I guess I’m supposed to be all cranked up about Warner Home Video’s forthcoming Dr. Zhivago Bluray. The truth is that I kind of am. Mainly — naturally — because of Freddie Young and Nicolas Roeg‘s 35mm cinematography. My favorite shot is one of the most nonsensical in film history — i.e., the closeup of Yuri’s deceased mother inside her casket after it’s been sealed and lowered into the grave, but with just enough light for the camera to catch her bluish features.

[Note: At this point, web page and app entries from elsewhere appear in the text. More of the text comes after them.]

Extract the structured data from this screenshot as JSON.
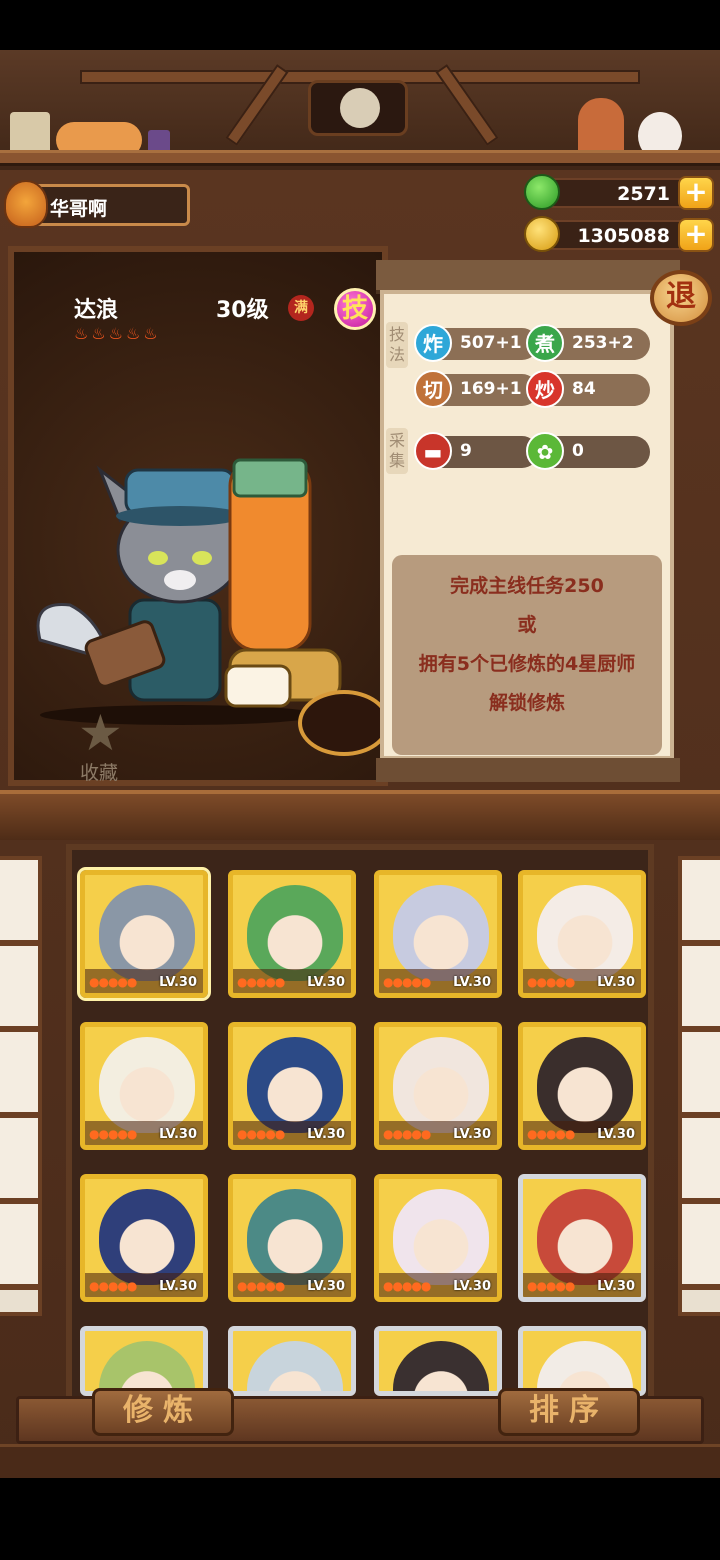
{
  "player": {
    "name": "华哥啊",
    "avatar_icon": "fox-avatar-icon"
  },
  "currencies": [
    {
      "name": "jade",
      "icon": "jade-coin-icon",
      "value": "2571",
      "color": "#3fbf3a"
    },
    {
      "name": "gold",
      "icon": "gold-coin-icon",
      "value": "1305088",
      "color": "#f1b91f"
    }
  ],
  "chef": {
    "name": "达浪",
    "level": "30级",
    "max_badge": "满",
    "skill_badge": "技",
    "stars": 5,
    "favorite_label": "收藏"
  },
  "stats": {
    "technique_label": "技法",
    "gather_label": "采集",
    "technique": [
      {
        "glyph": "炸",
        "value": "507+1",
        "color": "#2ea7d8"
      },
      {
        "glyph": "煮",
        "value": "253+2",
        "color": "#3aa64a"
      },
      {
        "glyph": "切",
        "value": "169+1",
        "color": "#c0723a"
      },
      {
        "glyph": "炒",
        "value": "84",
        "color": "#d8352b"
      }
    ],
    "gather": [
      {
        "icon": "meat-icon",
        "value": "9",
        "color": "#c8352a"
      },
      {
        "icon": "vegetable-icon",
        "value": "0",
        "color": "#5bb837"
      }
    ]
  },
  "unlock_text": [
    "完成主线任务250",
    "或",
    "拥有5个已修炼的4星厨师",
    "解锁修炼"
  ],
  "exit_label": "退",
  "cards": [
    {
      "lv": "LV.30",
      "frame": "gold",
      "selected": true,
      "color": "#8a97a6"
    },
    {
      "lv": "LV.30",
      "frame": "gold",
      "color": "#5aa85a"
    },
    {
      "lv": "LV.30",
      "frame": "gold",
      "color": "#c7cbe0"
    },
    {
      "lv": "LV.30",
      "frame": "gold",
      "color": "#f4ece6"
    },
    {
      "lv": "LV.30",
      "frame": "gold",
      "color": "#f3eee0"
    },
    {
      "lv": "LV.30",
      "frame": "gold",
      "color": "#2c4a86"
    },
    {
      "lv": "LV.30",
      "frame": "gold",
      "color": "#f1e6de"
    },
    {
      "lv": "LV.30",
      "frame": "gold",
      "color": "#3a2e2c"
    },
    {
      "lv": "LV.30",
      "frame": "gold",
      "color": "#2f3f7a"
    },
    {
      "lv": "LV.30",
      "frame": "gold",
      "color": "#4c8a86"
    },
    {
      "lv": "LV.30",
      "frame": "gold",
      "color": "#f0e4ec"
    },
    {
      "lv": "LV.30",
      "frame": "silver",
      "color": "#c84a3a"
    },
    {
      "lv": "",
      "frame": "silver",
      "color": "#a8c46a"
    },
    {
      "lv": "",
      "frame": "silver",
      "color": "#c8d4dc"
    },
    {
      "lv": "",
      "frame": "silver",
      "color": "#3a3030"
    },
    {
      "lv": "",
      "frame": "silver",
      "color": "#f2ece6"
    }
  ],
  "buttons": {
    "cultivate": "修炼",
    "sort": "排序"
  }
}
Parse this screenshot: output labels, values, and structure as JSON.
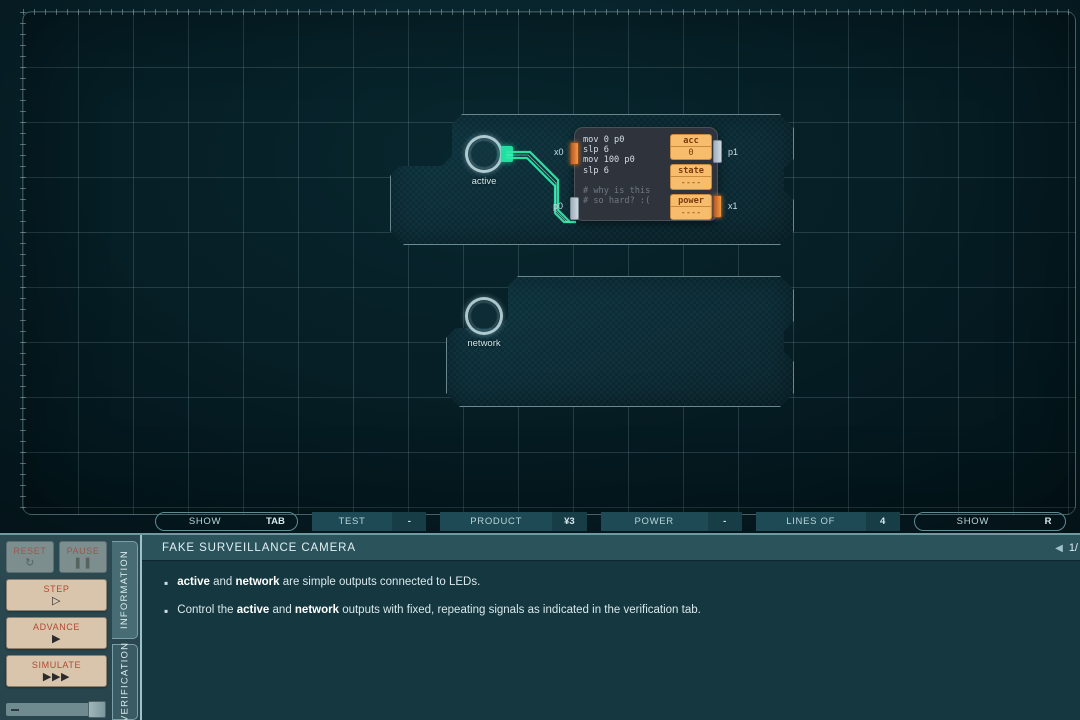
{
  "canvas": {
    "boards": [
      {
        "id": "board-1",
        "led": {
          "label": "active"
        },
        "node": {
          "code": [
            "mov 0 p0",
            "slp 6",
            "mov 100 p0",
            "slp 6"
          ],
          "comments": [
            "# why is this",
            "# so hard? :("
          ],
          "registers": [
            {
              "name": "acc",
              "value": "0"
            },
            {
              "name": "state",
              "value": "----"
            },
            {
              "name": "power",
              "value": "----"
            }
          ],
          "ports": [
            {
              "label": "x0",
              "side": "left",
              "lit": true
            },
            {
              "label": "p0",
              "side": "left",
              "lit": false
            },
            {
              "label": "p1",
              "side": "right",
              "lit": false
            },
            {
              "label": "x1",
              "side": "right",
              "lit": true
            }
          ]
        }
      },
      {
        "id": "board-2",
        "led": {
          "label": "network"
        }
      }
    ]
  },
  "toolbar": {
    "items": [
      {
        "name": "show-wires",
        "label": "SHOW WIRES",
        "value": "TAB",
        "style": "outlined"
      },
      {
        "name": "test-run",
        "label": "TEST RUN",
        "value": "-",
        "style": "filled"
      },
      {
        "name": "product-cost",
        "label": "PRODUCT COST",
        "value": "¥3",
        "style": "filled"
      },
      {
        "name": "power-usage",
        "label": "POWER USAGE",
        "value": "-",
        "style": "filled"
      },
      {
        "name": "lines-of-code",
        "label": "LINES OF CODE",
        "value": "4",
        "style": "filled"
      },
      {
        "name": "show-profiler",
        "label": "SHOW PROFILER",
        "value": "R",
        "style": "outlined"
      }
    ]
  },
  "controls": {
    "reset": {
      "label": "RESET",
      "glyph": "↻",
      "disabled": true
    },
    "pause": {
      "label": "PAUSE",
      "glyph": "❚❚",
      "disabled": true
    },
    "step": {
      "label": "STEP",
      "glyph": "▷",
      "disabled": false
    },
    "advance": {
      "label": "ADVANCE",
      "glyph": "▶",
      "disabled": false
    },
    "simulate": {
      "label": "SIMULATE",
      "glyph": "▶▶▶",
      "disabled": false
    }
  },
  "tabs": [
    {
      "name": "information",
      "label": "INFORMATION",
      "active": true
    },
    {
      "name": "verification",
      "label": "VERIFICATION",
      "active": false
    }
  ],
  "panel": {
    "title": "FAKE SURVEILLANCE CAMERA",
    "pager": {
      "chevron": "◀",
      "page": "1/"
    },
    "bullets": [
      {
        "parts": [
          {
            "text": "active",
            "bold": true
          },
          {
            "text": " and ",
            "bold": false
          },
          {
            "text": "network",
            "bold": true
          },
          {
            "text": " are simple outputs connected to LEDs.",
            "bold": false
          }
        ]
      },
      {
        "parts": [
          {
            "text": "Control the ",
            "bold": false
          },
          {
            "text": "active",
            "bold": true
          },
          {
            "text": " and ",
            "bold": false
          },
          {
            "text": "network",
            "bold": true
          },
          {
            "text": " outputs with fixed, repeating signals as indicated in the verification tab.",
            "bold": false
          }
        ]
      }
    ]
  },
  "colors": {
    "accent_green": "#2de8a8",
    "register_orange": "#f7bc6c",
    "panel_teal": "#15373f",
    "button_tan": "#d9c4ac",
    "button_red_text": "#b04a33"
  }
}
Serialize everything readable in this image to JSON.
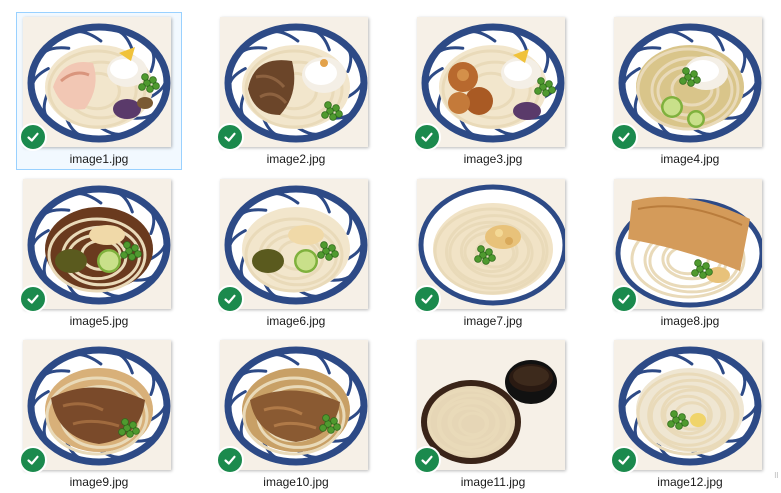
{
  "files": [
    {
      "name": "image1.jpg",
      "selected": true,
      "sync_status": "synced",
      "status_icon": "check-circle-icon",
      "dish": "chicken-shabu-tempura-udon"
    },
    {
      "name": "image2.jpg",
      "selected": false,
      "sync_status": "synced",
      "status_icon": "check-circle-icon",
      "dish": "beef-grated-radish-udon"
    },
    {
      "name": "image3.jpg",
      "selected": false,
      "sync_status": "synced",
      "status_icon": "check-circle-icon",
      "dish": "karaage-udon"
    },
    {
      "name": "image4.jpg",
      "selected": false,
      "sync_status": "synced",
      "status_icon": "check-circle-icon",
      "dish": "sudachi-oroshi-udon"
    },
    {
      "name": "image5.jpg",
      "selected": false,
      "sync_status": "synced",
      "status_icon": "check-circle-icon",
      "dish": "bukkake-udon-with-lime"
    },
    {
      "name": "image6.jpg",
      "selected": false,
      "sync_status": "synced",
      "status_icon": "check-circle-icon",
      "dish": "bukkake-udon-with-lime-light"
    },
    {
      "name": "image7.jpg",
      "selected": false,
      "sync_status": "synced",
      "status_icon": "check-circle-icon",
      "dish": "tempura-flakes-udon"
    },
    {
      "name": "image8.jpg",
      "selected": false,
      "sync_status": "synced",
      "status_icon": "check-circle-icon",
      "dish": "kitsune-udon"
    },
    {
      "name": "image9.jpg",
      "selected": false,
      "sync_status": "synced",
      "status_icon": "check-circle-icon",
      "dish": "beef-udon"
    },
    {
      "name": "image10.jpg",
      "selected": false,
      "sync_status": "synced",
      "status_icon": "check-circle-icon",
      "dish": "beef-udon-broth"
    },
    {
      "name": "image11.jpg",
      "selected": false,
      "sync_status": "synced",
      "status_icon": "check-circle-icon",
      "dish": "zaru-udon-with-dipping-sauce"
    },
    {
      "name": "image12.jpg",
      "selected": false,
      "sync_status": "synced",
      "status_icon": "check-circle-icon",
      "dish": "kamaage-udon-with-ginger"
    }
  ],
  "colors": {
    "check_green": "#1b8a4d",
    "selection_border": "#99d1ff",
    "bowl_blue": "#2d4a86",
    "udon": "#f3e7cf"
  }
}
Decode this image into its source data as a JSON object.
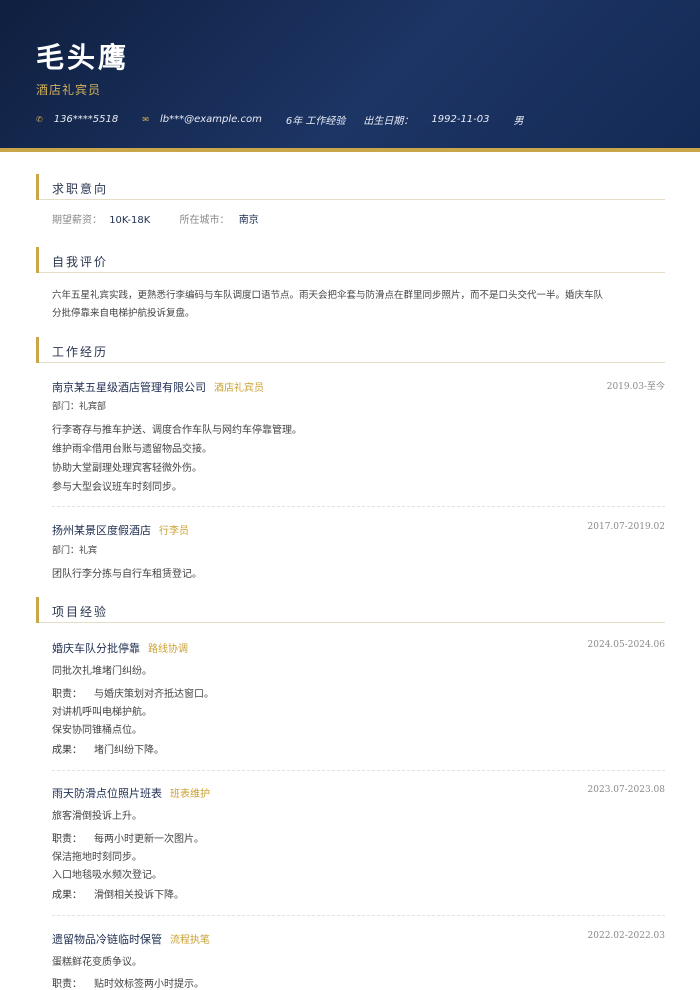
{
  "header": {
    "name": "毛头鹰",
    "role": "酒店礼宾员",
    "phone": "136****5518",
    "email": "lb***@example.com",
    "experience": "6年 工作经验",
    "birth_label": "出生日期：",
    "birth": "1992-11-03",
    "gender": "男",
    "phone_icon": "phone-icon",
    "mail_icon": "mail-icon",
    "accent": "#c9a64a",
    "header_bg": "#1d3565"
  },
  "intent": {
    "title": "求职意向",
    "salary_label": "期望薪资：",
    "salary": "10K-18K",
    "city_label": "所在城市：",
    "city": "南京"
  },
  "summary": {
    "title": "自我评价",
    "line1": "六年五星礼宾实践，更熟悉行李编码与车队调度口语节点。雨天会把伞套与防滑点在群里同步照片，而不是口头交代一半。婚庆车队",
    "line2": "分批停靠来自电梯护航投诉复盘。"
  },
  "work": {
    "title": "工作经历",
    "items": [
      {
        "company": "南京某五星级酒店管理有限公司",
        "role": "酒店礼宾员",
        "date": "2019.03-至今",
        "dept": "部门：礼宾部",
        "lines": [
          "行李寄存与推车护送、调度合作车队与网约车停靠管理。",
          "维护雨伞借用台账与遗留物品交接。",
          "协助大堂副理处理宾客轻微外伤。",
          "参与大型会议班车时刻同步。"
        ]
      },
      {
        "company": "扬州某景区度假酒店",
        "role": "行李员",
        "date": "2017.07-2019.02",
        "dept": "部门：礼宾",
        "lines": [
          "团队行李分拣与自行车租赁登记。"
        ]
      }
    ]
  },
  "projects": {
    "title": "项目经验",
    "duty_label": "职责：",
    "result_label": "成果：",
    "items": [
      {
        "name": "婚庆车队分批停靠",
        "tag": "路线协调",
        "date": "2024.05-2024.06",
        "intro": "同批次扎堆堵门纠纷。",
        "duty": "与婚庆策划对齐抵达窗口。",
        "extra": [
          "对讲机呼叫电梯护航。",
          "保安协同锥桶点位。"
        ],
        "result": "堵门纠纷下降。"
      },
      {
        "name": "雨天防滑点位照片班表",
        "tag": "班表维护",
        "date": "2023.07-2023.08",
        "intro": "旅客滑倒投诉上升。",
        "duty": "每两小时更新一次图片。",
        "extra": [
          "保洁拖地时刻同步。",
          "入口地毯吸水频次登记。"
        ],
        "result": "滑倒相关投诉下降。"
      },
      {
        "name": "遗留物品冷链临时保管",
        "tag": "流程执笔",
        "date": "2022.02-2022.03",
        "intro": "蛋糕鲜花变质争议。",
        "duty": "贴时效标签两小时提示。"
      }
    ]
  }
}
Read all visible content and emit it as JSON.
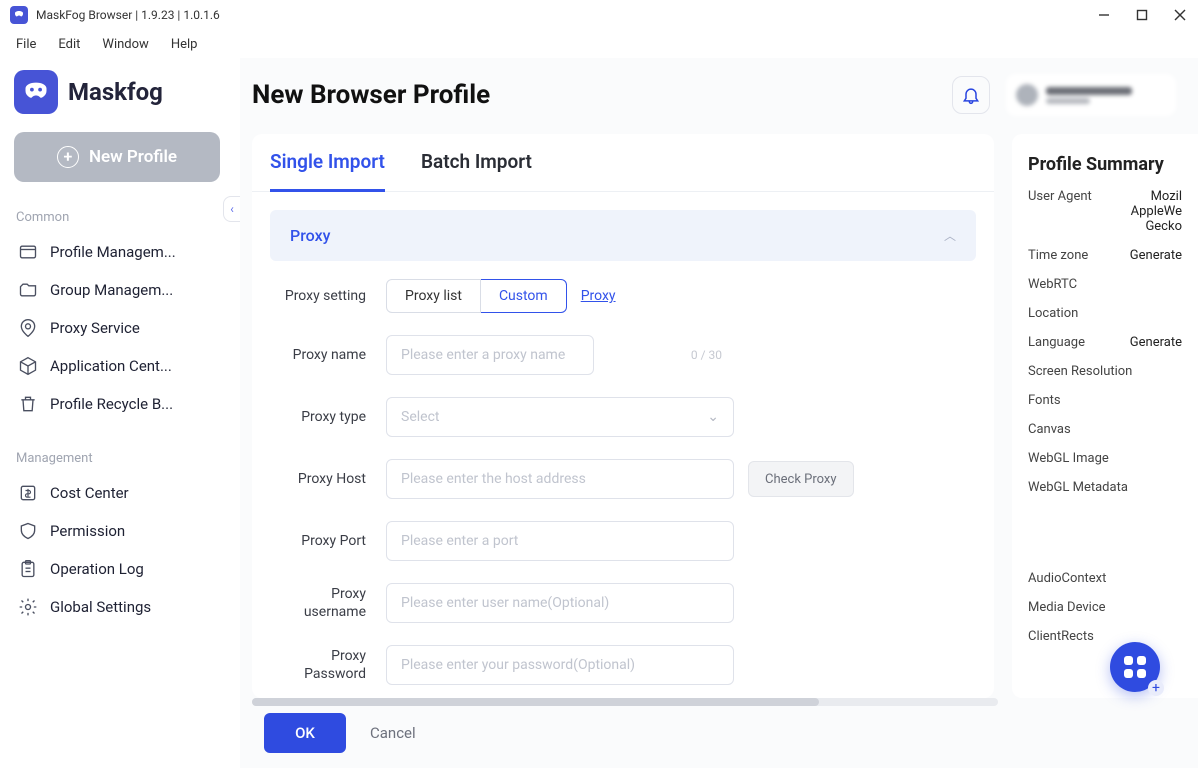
{
  "window": {
    "title": "MaskFog Browser | 1.9.23 | 1.0.1.6",
    "menu": {
      "file": "File",
      "edit": "Edit",
      "window": "Window",
      "help": "Help"
    }
  },
  "brand": {
    "name": "Maskfog"
  },
  "sidebar": {
    "new_profile": "New Profile",
    "common_label": "Common",
    "common": [
      {
        "label": "Profile Managem..."
      },
      {
        "label": "Group Managem..."
      },
      {
        "label": "Proxy Service"
      },
      {
        "label": "Application Cent..."
      },
      {
        "label": "Profile Recycle B..."
      }
    ],
    "management_label": "Management",
    "management": [
      {
        "label": "Cost Center"
      },
      {
        "label": "Permission"
      },
      {
        "label": "Operation Log"
      },
      {
        "label": "Global Settings"
      }
    ]
  },
  "page": {
    "title": "New Browser Profile",
    "tabs": {
      "single": "Single Import",
      "batch": "Batch Import"
    }
  },
  "proxy": {
    "section": "Proxy",
    "setting_label": "Proxy setting",
    "seg_list": "Proxy list",
    "seg_custom": "Custom",
    "link": "Proxy",
    "name_label": "Proxy name",
    "name_placeholder": "Please enter a proxy name",
    "name_counter": "0 / 30",
    "type_label": "Proxy type",
    "type_placeholder": "Select",
    "host_label": "Proxy Host",
    "host_placeholder": "Please enter the host address",
    "check_btn": "Check Proxy",
    "port_label": "Proxy Port",
    "port_placeholder": "Please enter a port",
    "user_label": "Proxy username",
    "user_placeholder": "Please enter user name(Optional)",
    "pass_label": "Proxy Password",
    "pass_placeholder": "Please enter your password(Optional)"
  },
  "summary": {
    "title": "Profile Summary",
    "ua_label": "User Agent",
    "ua_l1": "Mozil",
    "ua_l2": "AppleWe",
    "ua_l3": "Gecko",
    "tz_label": "Time zone",
    "tz_value": "Generate",
    "webrtc": "WebRTC",
    "location": "Location",
    "lang_label": "Language",
    "lang_value": "Generate",
    "screen": "Screen Resolution",
    "fonts": "Fonts",
    "canvas": "Canvas",
    "webgl_img": "WebGL Image",
    "webgl_meta": "WebGL Metadata",
    "audio": "AudioContext",
    "media": "Media Device",
    "rects": "ClientRects"
  },
  "footer": {
    "ok": "OK",
    "cancel": "Cancel"
  }
}
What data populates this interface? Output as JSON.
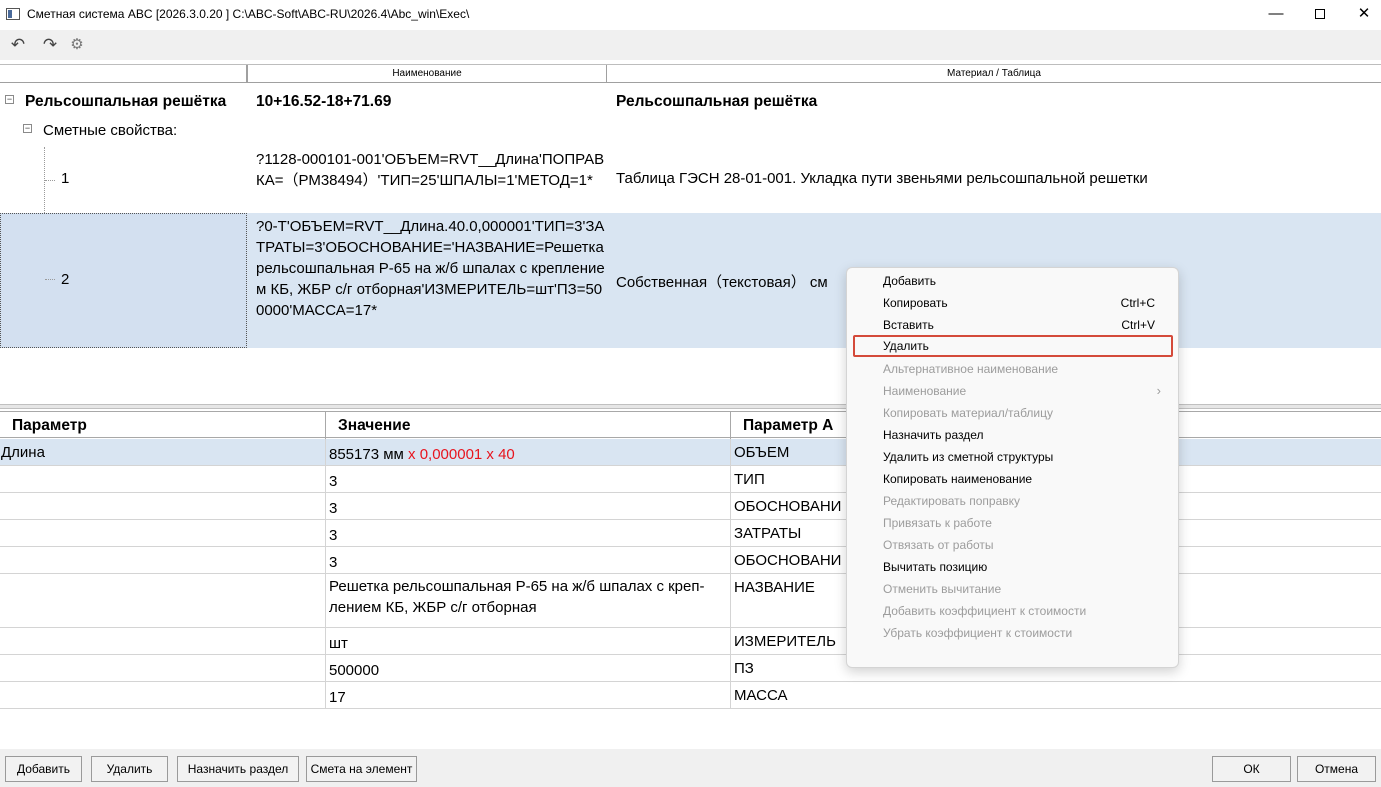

It’s a long and tedious milquetoast “romance” — a chick flick, really — with some elements that mesmerize all the same. The kindly paternal tone in Alec Guiness‘s voice as he speaks to Rita Tushingham. That wall of ice covering the freight-car door during that eternal train trip. That scene when the advancing Russian troops are turned by the deserters, and then the British-accented officer stands on top of a water barrel and tries to persuade them to hold fast in the ranks, and then he falls through the top, soaked, and is shot. Klaus Kinski‘s fury as he shouts “I am the only free man on this train!” Julie Christie‘s blonde hair and gleaming blue eyes. The troops raising their fists and yelling “Strelnikov!” in perfect unison as Tom Courtenay‘s train passes by. Guiness’s final line: “Aahh. Then it’s a gift.”